MATERIAL TO PROCESS »

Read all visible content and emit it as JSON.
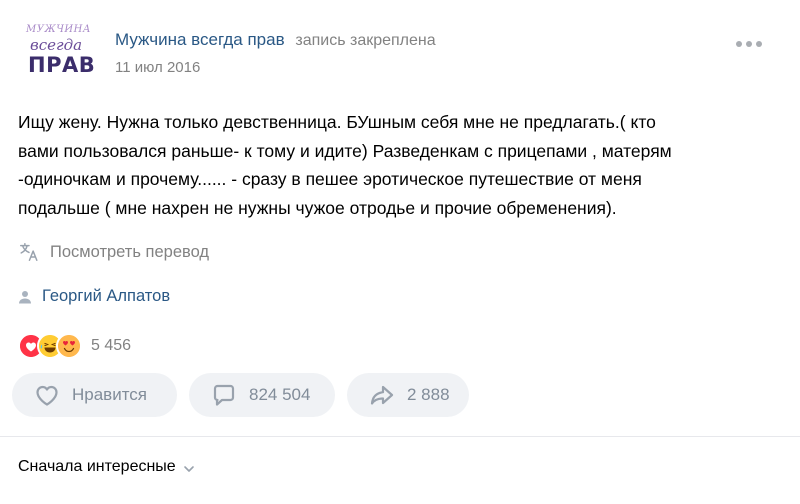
{
  "header": {
    "author": "Мужчина всегда прав",
    "status": "запись закреплена",
    "date": "11 июл 2016"
  },
  "avatar": {
    "line1": "МУЖЧИНА",
    "line2": "всегда",
    "line3": "ПРАВ"
  },
  "post": {
    "lines": [
      "Ищу жену. Нужна только девственница. БУшным себя мне не предлагать.( кто",
      "вами пользовался раньше- к тому и идите) Разведенкам с прицепами , матерям",
      "-одиночкам и прочему...... - сразу в пешее эротическое путешествие от меня",
      "подальше ( мне нахрен не нужны чужое отродье и прочие обременения)."
    ]
  },
  "translate": {
    "label": "Посмотреть перевод"
  },
  "signer": {
    "name": "Георгий Алпатов"
  },
  "reactions": {
    "count": "5 456"
  },
  "actions": {
    "like_label": "Нравится",
    "comments_count": "824 504",
    "shares_count": "2 888"
  },
  "sort": {
    "label": "Сначала интересные"
  },
  "colors": {
    "link": "#2a5885",
    "muted": "#828282",
    "button_bg": "#f0f2f5",
    "heart": "#ff3347"
  }
}
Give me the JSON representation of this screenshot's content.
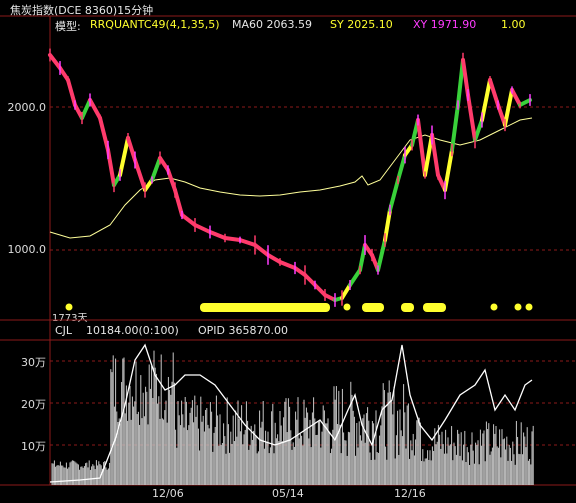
{
  "header": {
    "title": "焦炭指数(DCE 8360)15分钟"
  },
  "indicators": {
    "model_label": "模型:",
    "model_value": "RRQUANTC49(4,1,35,5)",
    "ma60": "MA60 2063.59",
    "sy": "SY 2025.10",
    "xy": "XY 1971.90",
    "last": "1.00"
  },
  "price_axis": {
    "labels": [
      "2000.0",
      "1000.0"
    ]
  },
  "days_label": "1773天",
  "volume_panel": {
    "cjl": "CJL",
    "cjl_value": "10184.00(0:100)",
    "opid": "OPID 365870.00",
    "axis_labels": [
      "30万",
      "20万",
      "10万"
    ]
  },
  "x_axis": {
    "labels": [
      "12/06",
      "05/14",
      "12/16"
    ]
  },
  "colors": {
    "background": "#000000",
    "grid": "#8b1a1a",
    "price_up": "#ff3b6b",
    "price_mid": "#39d13a",
    "price_hi": "#ffff2e",
    "ma_line": "#ffff9a",
    "xy": "#ff3cff",
    "volume": "#c8c8c8",
    "open_interest": "#ffffff"
  }
}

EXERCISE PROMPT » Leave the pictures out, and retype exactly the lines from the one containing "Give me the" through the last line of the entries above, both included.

PROBLEM SOLUTION »
Give me the JSON representation of this screenshot's content.
{
  "header": {
    "title": "焦炭指数(DCE 8360)15分钟"
  },
  "indicators": {
    "model_label": "模型:",
    "model_value": "RRQUANTC49(4,1,35,5)",
    "ma60": "MA60 2063.59",
    "sy": "SY 2025.10",
    "xy": "XY 1971.90",
    "last": "1.00"
  },
  "price_axis": {
    "labels": [
      "2000.0",
      "1000.0"
    ]
  },
  "days_label": "1773天",
  "volume_panel": {
    "cjl": "CJL",
    "cjl_value": "10184.00(0:100)",
    "opid": "OPID 365870.00",
    "axis_labels": [
      "30万",
      "20万",
      "10万"
    ]
  },
  "x_axis": {
    "labels": [
      "12/06",
      "05/14",
      "12/16"
    ]
  },
  "colors": {
    "background": "#000000",
    "grid": "#8b1a1a",
    "price_up": "#ff3b6b",
    "price_mid": "#39d13a",
    "price_hi": "#ffff2e",
    "ma_line": "#ffff9a",
    "xy": "#ff3cff",
    "volume": "#c8c8c8",
    "open_interest": "#ffffff"
  }
}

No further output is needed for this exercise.